Finding your brand voice — and why it’s so important

When I sit down with a new client, I always ask if they want me to edit copy for a specific brand voice. For any business producing content for their customers — website copy, direct email, blog posts, or anything else — it’s important to establish a consistent tone and vocabulary across your communications. Your brand voice is essentially the personality you present to the world.

What does it mean to have a distinct brand voice?

Have you ever seen a parody of Apple’s advertising? When I was an editor on Apple’s Marketing team, friends sent me a lot of clever ones, such as this one for Apple Plug.

An image from the Apple Plug parody site

Beyond the familiar visual elements, all Apple parodies have some things in common: short, clever headlines; emphatic descriptions; and a sharp focus on minute technical details. The fact that Apple’s voice is so often imitated (even in the name of humor) is a testament to how immediately recognizable it is.

Defining a brand voice does three things:

  1. It allows you to present a cohesive identity across all your communication channels.
  2. It sets you apart from your competitors.
  3. It helps you better target the customers who will ultimately be happiest with your products or services.
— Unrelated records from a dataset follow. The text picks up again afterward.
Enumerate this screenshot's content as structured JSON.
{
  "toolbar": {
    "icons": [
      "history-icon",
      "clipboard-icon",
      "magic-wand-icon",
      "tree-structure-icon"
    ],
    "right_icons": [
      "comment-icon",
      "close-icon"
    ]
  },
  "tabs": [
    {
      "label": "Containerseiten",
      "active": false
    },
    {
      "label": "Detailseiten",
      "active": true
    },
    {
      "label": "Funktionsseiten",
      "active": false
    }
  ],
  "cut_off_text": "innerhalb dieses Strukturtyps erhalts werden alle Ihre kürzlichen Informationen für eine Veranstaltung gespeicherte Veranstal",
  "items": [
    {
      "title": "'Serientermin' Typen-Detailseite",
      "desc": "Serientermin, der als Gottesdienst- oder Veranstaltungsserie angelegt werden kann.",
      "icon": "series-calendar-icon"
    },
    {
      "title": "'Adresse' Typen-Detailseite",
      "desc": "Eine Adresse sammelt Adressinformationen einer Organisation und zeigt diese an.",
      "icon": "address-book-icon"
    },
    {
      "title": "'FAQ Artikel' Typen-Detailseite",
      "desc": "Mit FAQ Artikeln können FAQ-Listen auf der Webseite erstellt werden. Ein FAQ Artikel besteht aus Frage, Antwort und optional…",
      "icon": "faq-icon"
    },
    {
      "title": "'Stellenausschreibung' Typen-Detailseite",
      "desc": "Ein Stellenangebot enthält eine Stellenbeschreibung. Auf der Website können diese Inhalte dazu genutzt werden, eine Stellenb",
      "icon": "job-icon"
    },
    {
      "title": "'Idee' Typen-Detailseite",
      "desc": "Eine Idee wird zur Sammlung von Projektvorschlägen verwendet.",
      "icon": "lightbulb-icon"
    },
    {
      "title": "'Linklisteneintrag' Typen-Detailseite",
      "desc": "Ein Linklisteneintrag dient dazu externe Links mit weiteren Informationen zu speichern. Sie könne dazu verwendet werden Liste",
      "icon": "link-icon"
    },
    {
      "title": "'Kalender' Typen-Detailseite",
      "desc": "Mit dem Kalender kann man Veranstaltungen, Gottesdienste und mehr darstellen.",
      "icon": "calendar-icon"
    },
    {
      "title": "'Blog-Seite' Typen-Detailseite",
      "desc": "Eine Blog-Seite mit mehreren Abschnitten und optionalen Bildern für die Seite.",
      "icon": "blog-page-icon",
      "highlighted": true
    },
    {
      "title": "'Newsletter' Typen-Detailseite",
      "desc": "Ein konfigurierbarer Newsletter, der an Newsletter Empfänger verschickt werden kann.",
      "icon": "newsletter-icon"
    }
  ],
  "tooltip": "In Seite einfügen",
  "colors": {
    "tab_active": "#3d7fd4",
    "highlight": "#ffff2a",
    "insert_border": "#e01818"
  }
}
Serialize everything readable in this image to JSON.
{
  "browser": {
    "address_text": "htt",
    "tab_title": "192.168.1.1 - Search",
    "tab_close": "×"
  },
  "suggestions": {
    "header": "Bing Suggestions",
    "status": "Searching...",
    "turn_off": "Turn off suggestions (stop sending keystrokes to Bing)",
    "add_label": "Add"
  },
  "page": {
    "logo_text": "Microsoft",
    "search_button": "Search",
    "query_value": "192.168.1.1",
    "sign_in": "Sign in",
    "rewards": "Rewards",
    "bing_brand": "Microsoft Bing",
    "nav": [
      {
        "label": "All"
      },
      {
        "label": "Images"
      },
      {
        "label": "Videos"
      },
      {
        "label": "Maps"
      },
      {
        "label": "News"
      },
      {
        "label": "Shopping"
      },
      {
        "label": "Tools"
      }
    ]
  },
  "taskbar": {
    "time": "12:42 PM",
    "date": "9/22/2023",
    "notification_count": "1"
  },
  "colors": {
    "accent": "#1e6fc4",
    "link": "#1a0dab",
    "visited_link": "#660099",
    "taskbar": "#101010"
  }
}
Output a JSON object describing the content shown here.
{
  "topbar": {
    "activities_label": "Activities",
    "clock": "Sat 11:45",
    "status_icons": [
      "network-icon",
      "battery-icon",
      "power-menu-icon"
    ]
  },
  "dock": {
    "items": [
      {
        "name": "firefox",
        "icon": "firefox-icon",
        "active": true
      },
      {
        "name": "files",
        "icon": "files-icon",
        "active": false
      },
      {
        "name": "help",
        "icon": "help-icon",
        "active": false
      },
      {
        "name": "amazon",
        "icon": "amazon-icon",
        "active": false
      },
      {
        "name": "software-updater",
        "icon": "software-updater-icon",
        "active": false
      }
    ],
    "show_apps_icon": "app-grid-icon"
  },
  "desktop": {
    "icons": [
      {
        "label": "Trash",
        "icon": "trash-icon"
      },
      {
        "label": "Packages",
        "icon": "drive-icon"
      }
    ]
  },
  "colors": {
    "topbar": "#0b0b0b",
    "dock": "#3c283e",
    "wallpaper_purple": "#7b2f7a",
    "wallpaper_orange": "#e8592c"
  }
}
You don’t have to be an industry-leading company like Apple to establish a well-defined brand voice. All you need is customer-facing content.

What makes for a “good” brand voice?

A well-established brand voice is like good fashion taste — it’s hard to define, but you know right away when someone has it. And if it looked exactly the same for everyone, it wouldn’t be interesting when you spot it.

Good fashion taste might look like edgy street style for one person, elegant flourishes for another person, or minimalist sophistication for yet another. When you see someone with distinct style, their aesthetic choices exude a sense of individuality. Without even intending to, you draw conclusions about their personality, their behaviors, and in which settings they thrive.

Imagine that the content on your website has its own sense of fashion. That’s your brand voice — that sense of personality that comes through the choices you make about language. When you write with your brand’s voice, you channel a specific identity that portrays exactly what you want to say about your business and its values.

How do you define a brand voice?

When you’re trying to establish a voice for your brand’s messaging, don’t look at what others around you are doing. Instead, look at your ideal customer. How old are they? Where do they live? What kind of job do they have? What are their hobbies, favorite causes, and pet peeves? Write down all the details you can think of for this imaginary customer. Even give them a name!

Once you have your target client in mind, present them with the problem that your business aims to solve, whether it’s how to accessorize their living room, where to stay on a Caribbean vacation, or ways to grow their retirement savings. Now imagine the person your ideal customer would trust the most when it comes to solving that particular problem. Is it their effortlessly chic jet-setting friend? Their practical and protective older sister? A competent but compassionate medical professional? When you identify the person your ideal customer would turn to for the problem your business can solve, you have laid the foundation for your brand voice.

More tips for establishing your brand voice:

  • Be honest.

    The only thing worse than an unclear voice is a disingenuous voice — customers can smell a fake. If you’re a company full of enthusiastic geeks (and I always mean “geek” as a compliment), trying to look hip and aloof won’t do you any favors with your clients. Embrace who you are and then channel that into a consistent voice. 

  • Use a “this, not that” exercise.

    This is a popular technique for narrowing your brand voice. It’s as simple as pairing an adjective that you’d like to embody with one that goes too far. Examples are “opinionated but not pushy,” “worldly but not jaded,” “playful but not cheesy.” I once helped a client whose market research had shown that customers thought they seemed too smug. In their quest to look like the top experts in their field, they accidentally came across as completely unrelatable. I reworked a lot of their copy so that they still achieved their goal of portraying their competence while also being approachable — in other words, going from “expert” to “expert but not condescending.”

  • Name your voice.

    No, not like Steve or Edna. (Unless that helps!) I mean pick a short descriptive phrase that sums up who you envision communicating with your customers: the fashionable friend who knows all the best deals or the even-keeled mentor who gives the best advice, for instance.

Empty name tag

Examples of brand voice descriptions

Disclaimer: Defining your brand voice isn’t as easy as picking at random from a menu of adjectives. But sometimes it’s hard to know where to start. Here are some descriptors to get you thinking about the qualities you want to embody as a brand.

Positive brand voice adjectives:

Positive brand adjectives

“But not” brand adjectives: Negative brand adjectives